At last week’s council meeting, councillors voted to write to Premier Daniel Andrews and Energy and Resources Minister Lily D’Ambrosio with the view to ‘allow direct comparison between the State Electricity Commission Victoria measurements and the current situation’.
Cr Graeme Middlemiss said this information had not been made public since privatisation, giving him “the impression there is something to hide”.
“Certainly the government is moving in the right direction, but it needs to adjust information sought and it needs to be able to address the concerns of the Morwell people,” Cr Middlemiss told The Express.
Ms D’Ambrosio said the government had already taken action, highlighting the legislation the State Government passed in September last year.
“All of the Latrobe Valley coal mines will be required to provide an annual Sustainability Report, which will be publicly available,” Ms D’Ambrosio said in a statement.
“This will include monitoring of ground movement, ground water levels, surface water drainage and other matters that could potentially impact on public safety, infrastructure or the environment.”
But Cr Middlemiss doubts any new data would be comparable with the original measurements, which were recorded and reported during the days of the SECV.

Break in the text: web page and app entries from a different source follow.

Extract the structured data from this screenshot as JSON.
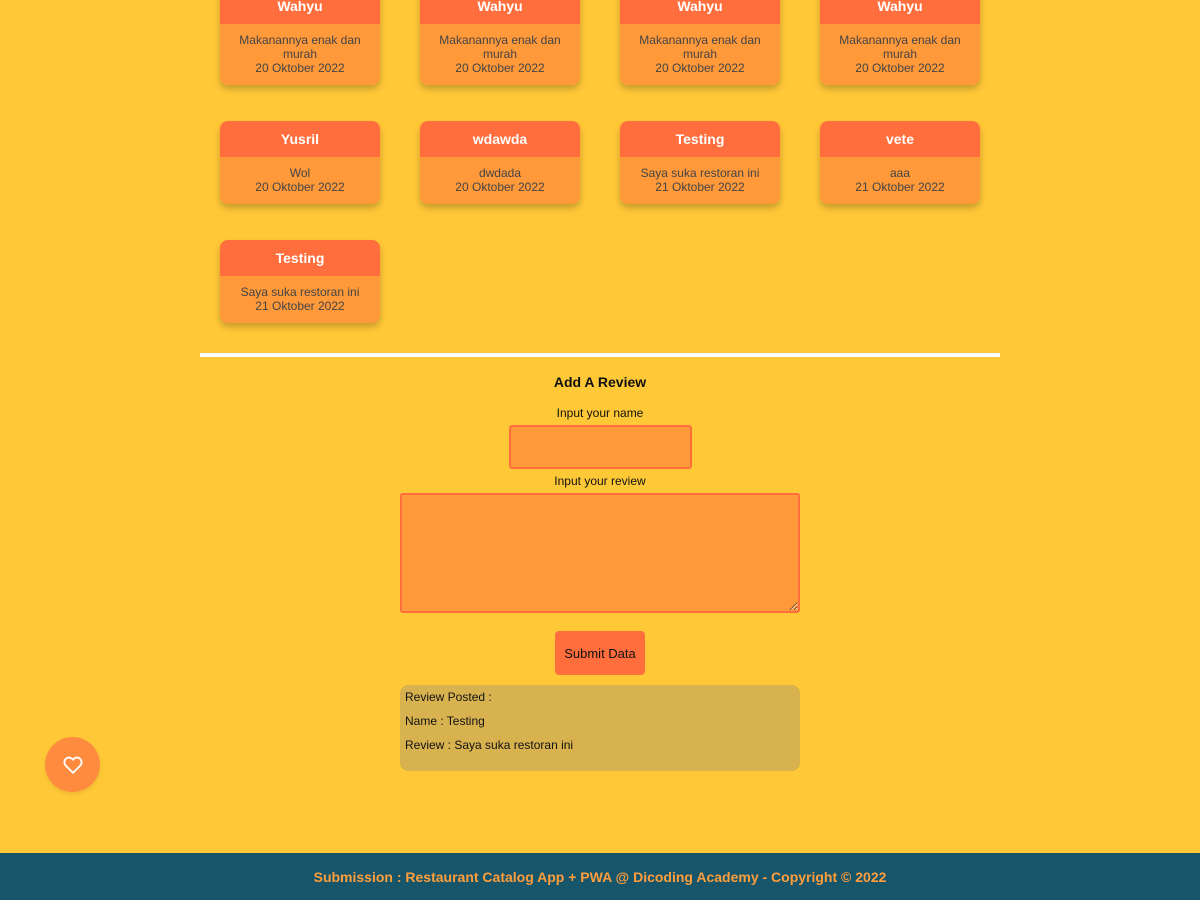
{
  "reviews": [
    {
      "name": "Wahyu",
      "review": "Makanannya enak dan murah",
      "date": "20 Oktober 2022"
    },
    {
      "name": "Wahyu",
      "review": "Makanannya enak dan murah",
      "date": "20 Oktober 2022"
    },
    {
      "name": "Wahyu",
      "review": "Makanannya enak dan murah",
      "date": "20 Oktober 2022"
    },
    {
      "name": "Wahyu",
      "review": "Makanannya enak dan murah",
      "date": "20 Oktober 2022"
    },
    {
      "name": "Yusril",
      "review": "Wol",
      "date": "20 Oktober 2022"
    },
    {
      "name": "wdawda",
      "review": "dwdada",
      "date": "20 Oktober 2022"
    },
    {
      "name": "Testing",
      "review": "Saya suka restoran ini",
      "date": "21 Oktober 2022"
    },
    {
      "name": "vete",
      "review": "aaa",
      "date": "21 Oktober 2022"
    },
    {
      "name": "Testing",
      "review": "Saya suka restoran ini",
      "date": "21 Oktober 2022"
    }
  ],
  "form": {
    "title": "Add A Review",
    "name_label": "Input your name",
    "name_value": "",
    "review_label": "Input your review",
    "review_value": "",
    "submit_label": "Submit Data"
  },
  "posted": {
    "heading": "Review Posted :",
    "name_line": "Name : Testing",
    "review_line": "Review : Saya suka restoran ini"
  },
  "favorite": {
    "icon": "heart-outline-icon"
  },
  "footer": {
    "text": "Submission : Restaurant Catalog App + PWA @ Dicoding Academy - Copyright © 2022"
  },
  "colors": {
    "background": "#ffc837",
    "card_header": "#ff6e3c",
    "card_body": "#ff993a",
    "posted_box": "#d9b250",
    "footer_bg": "#17556a",
    "footer_text": "#ff9e3b"
  }
}
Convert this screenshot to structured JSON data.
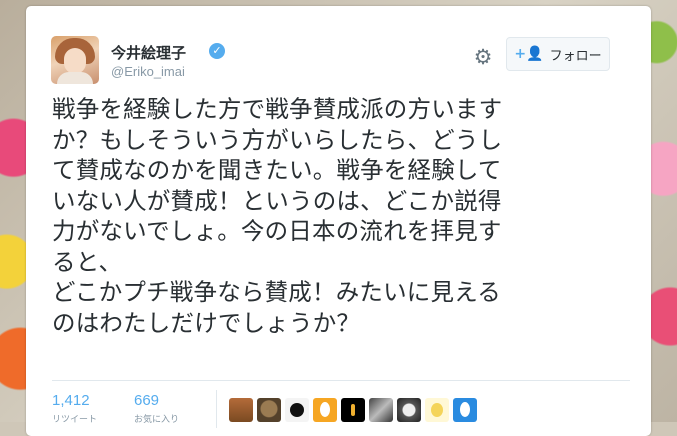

He said survey points along Morwell’s Wallace Street should again be used during any analysis, to ensure direct comparisons could be made.
“I think what it would do is either allay community concerns or provide the basis of claims for compensation,” Cr Middlemiss said.
“It all depends on the results published. We’re not looking for the future, we are looking for past data.”
Morwell resident Mike Kitwood, who has lived in Wallace Street for 36 years, said he noticed minor ground movement on the odd occasion, but it had become more obvious in the past two years.
He said he would be happy to look at any relevant data to see what was causing the movement, but acknowledged drought could be a factor.
Further down Wallace Street, Norah Beamish’ doors continue to drop despite the frame sitting on concrete; something she assumes is due to earth movement.
She does not think the Morwell street is unique compared with other areas of the state, also suggesting drought could be a potential factor of ground movement.
Resident Laurie Pulbrook said the ground had always moved and he noticed new cracks in the wall appearing every now and then.
Cr Middlemiss said he stood by his request the State Government take immediate action and release all available data, to put the debate to bed.
The state’s mining regulator is now consulting with community, industry and environmental groups about the new reporting requirements.
The annual reporting period will take in the 12 months up until 30 June, after which the mine owners will have three months to compile the data and produce a report.